Dec 24. Passenger rail service between Port Douglas and Mossman discontinued. Passengers then caught the sugar trams.

1945
The biggest employer, the wharf, was down to 15 ‘sugar lumpers’.
Betty Cumming bought the Court House Hotel.

1957
April 13. Electricity was switched on

1958
The lighter Konanda shipped the final load of bagged sugar. Thereafter the cargo was sent by road to the Cairns Bulk Sugar Terminal.
Albert Whiting became the licensee of the Court House Hotel and married Betty Cumming in 1959. They ran the hotel together for the next 20 years.

1960
The population of Port Douglas was about 100

1962
June. The Port Douglas School closed

1963
June 22. A Cobb and Co coach re-enacted its trip to Melbourne

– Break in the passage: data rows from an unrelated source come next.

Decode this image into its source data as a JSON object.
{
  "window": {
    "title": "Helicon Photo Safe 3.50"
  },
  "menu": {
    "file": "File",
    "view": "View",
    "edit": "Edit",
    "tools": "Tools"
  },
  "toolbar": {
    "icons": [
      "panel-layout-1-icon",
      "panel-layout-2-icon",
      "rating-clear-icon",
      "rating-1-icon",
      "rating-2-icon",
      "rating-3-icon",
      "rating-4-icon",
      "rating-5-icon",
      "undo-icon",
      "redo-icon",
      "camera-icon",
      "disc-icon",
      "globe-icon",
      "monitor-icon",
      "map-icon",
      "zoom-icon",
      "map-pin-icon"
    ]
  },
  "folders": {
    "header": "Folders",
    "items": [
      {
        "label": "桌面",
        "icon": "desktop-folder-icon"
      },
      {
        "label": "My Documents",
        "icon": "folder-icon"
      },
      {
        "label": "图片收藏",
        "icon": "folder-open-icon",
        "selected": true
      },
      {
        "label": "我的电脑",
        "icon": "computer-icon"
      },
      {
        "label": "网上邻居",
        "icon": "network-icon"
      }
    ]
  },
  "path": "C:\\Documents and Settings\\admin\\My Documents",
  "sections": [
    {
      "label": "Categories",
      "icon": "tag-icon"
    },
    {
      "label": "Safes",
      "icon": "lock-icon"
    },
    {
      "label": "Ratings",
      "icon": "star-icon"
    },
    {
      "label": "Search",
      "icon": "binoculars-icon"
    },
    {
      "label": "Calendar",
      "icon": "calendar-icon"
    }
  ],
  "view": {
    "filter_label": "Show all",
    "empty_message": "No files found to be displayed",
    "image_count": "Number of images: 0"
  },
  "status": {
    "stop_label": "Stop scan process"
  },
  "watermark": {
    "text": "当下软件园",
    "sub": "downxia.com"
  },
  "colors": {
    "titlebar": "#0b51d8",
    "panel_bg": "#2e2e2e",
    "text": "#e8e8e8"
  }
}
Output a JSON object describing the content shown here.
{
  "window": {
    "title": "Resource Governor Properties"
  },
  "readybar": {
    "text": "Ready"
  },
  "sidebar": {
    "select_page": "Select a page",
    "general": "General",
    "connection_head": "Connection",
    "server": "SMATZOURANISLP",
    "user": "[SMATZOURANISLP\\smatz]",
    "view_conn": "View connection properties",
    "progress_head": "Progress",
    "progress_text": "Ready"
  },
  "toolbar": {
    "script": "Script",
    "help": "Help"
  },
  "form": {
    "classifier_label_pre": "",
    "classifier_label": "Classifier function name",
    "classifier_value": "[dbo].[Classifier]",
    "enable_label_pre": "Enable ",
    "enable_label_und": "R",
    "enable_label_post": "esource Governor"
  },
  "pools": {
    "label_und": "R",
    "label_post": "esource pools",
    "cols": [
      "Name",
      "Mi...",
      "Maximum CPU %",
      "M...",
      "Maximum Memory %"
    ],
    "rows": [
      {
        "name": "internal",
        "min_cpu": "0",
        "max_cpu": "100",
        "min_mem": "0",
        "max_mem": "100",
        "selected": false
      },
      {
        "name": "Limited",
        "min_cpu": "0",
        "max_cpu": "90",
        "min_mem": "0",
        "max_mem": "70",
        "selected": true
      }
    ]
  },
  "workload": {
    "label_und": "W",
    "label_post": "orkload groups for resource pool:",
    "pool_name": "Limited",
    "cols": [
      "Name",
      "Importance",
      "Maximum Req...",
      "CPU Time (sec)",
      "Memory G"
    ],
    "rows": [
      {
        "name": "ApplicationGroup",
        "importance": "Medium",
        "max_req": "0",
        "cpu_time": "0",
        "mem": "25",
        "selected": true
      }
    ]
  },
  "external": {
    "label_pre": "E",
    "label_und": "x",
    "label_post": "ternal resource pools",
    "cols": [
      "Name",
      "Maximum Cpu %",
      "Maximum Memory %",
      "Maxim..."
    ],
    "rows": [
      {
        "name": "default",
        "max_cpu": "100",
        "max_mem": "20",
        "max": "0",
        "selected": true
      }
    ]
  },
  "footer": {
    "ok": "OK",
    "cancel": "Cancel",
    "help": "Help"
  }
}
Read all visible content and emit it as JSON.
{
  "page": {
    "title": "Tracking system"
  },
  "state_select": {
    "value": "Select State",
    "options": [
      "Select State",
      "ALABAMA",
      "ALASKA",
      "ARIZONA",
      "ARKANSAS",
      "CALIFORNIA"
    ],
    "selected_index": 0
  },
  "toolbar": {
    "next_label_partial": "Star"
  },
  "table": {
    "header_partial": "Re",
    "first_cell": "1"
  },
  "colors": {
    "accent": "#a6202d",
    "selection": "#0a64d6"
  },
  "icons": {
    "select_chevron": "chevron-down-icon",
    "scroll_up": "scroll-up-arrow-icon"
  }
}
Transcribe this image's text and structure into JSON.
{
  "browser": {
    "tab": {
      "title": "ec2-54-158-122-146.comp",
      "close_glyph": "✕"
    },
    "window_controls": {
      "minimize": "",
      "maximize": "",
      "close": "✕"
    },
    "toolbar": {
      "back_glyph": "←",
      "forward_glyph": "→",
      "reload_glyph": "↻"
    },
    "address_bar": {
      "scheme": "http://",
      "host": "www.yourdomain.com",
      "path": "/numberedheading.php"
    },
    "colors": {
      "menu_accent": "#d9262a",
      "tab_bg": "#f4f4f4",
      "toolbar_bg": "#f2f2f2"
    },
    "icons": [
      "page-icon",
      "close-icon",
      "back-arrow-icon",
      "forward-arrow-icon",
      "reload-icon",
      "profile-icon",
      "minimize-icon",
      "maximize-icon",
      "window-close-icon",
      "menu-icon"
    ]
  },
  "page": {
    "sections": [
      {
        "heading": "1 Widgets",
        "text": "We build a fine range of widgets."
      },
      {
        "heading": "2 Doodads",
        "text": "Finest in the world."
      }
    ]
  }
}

1968
The Government sold the court house and the police cells to Betty and Albert Whiting and they were removed to beside the Court House Hotel.

1979
The first daily cruise to Low Isles began with the Martin Cash

1980
The Shipwreck Museum was opened by Ben Cropp on the council wharf

1982
Aug 29. Quicksilver began the first daily cruise to the Outer Barrier Reef.

1984
Cairns International Airport was opened
Quicksilver’s first mooring platform was anchored at Agincourt Reef

1987
Oct. The Sheraton Mirage resort, developed by Christopher Skase, officially opened

1989
St Mary’s was moved to the park and named St Mary’s by the Sea.
Aug. A 3 month long domestic pilots’ dispute halted the growth of tourism

1991
The population of Port Douglas was 2,500 and the Shire was 9,867.
The Mossman Court House and cells were sold and moved to Port Douglas to become the Clink Theatre

1992
Nov. The Clink Theatre opened

1993
The Port Douglas Court House was returned to the police reserve and restored for use as a museum. It is the second oldest building in Port Douglas after the school house, both being completed in November 1879

2000
The old Shire Hall was removed from Macrossan Street by a private purchaser and relocated in Craiglie. The Outrigger Heritage was built on the site.
Brian Ray’s group renovated and remodelled the Court House Hotel

2001
Ex-President Clinton was in the bar of the Central Hotel at the time of the 11th Sept destruction of the New York World Trade Centre towers.
Census figures give the population of Port Douglas as 6,137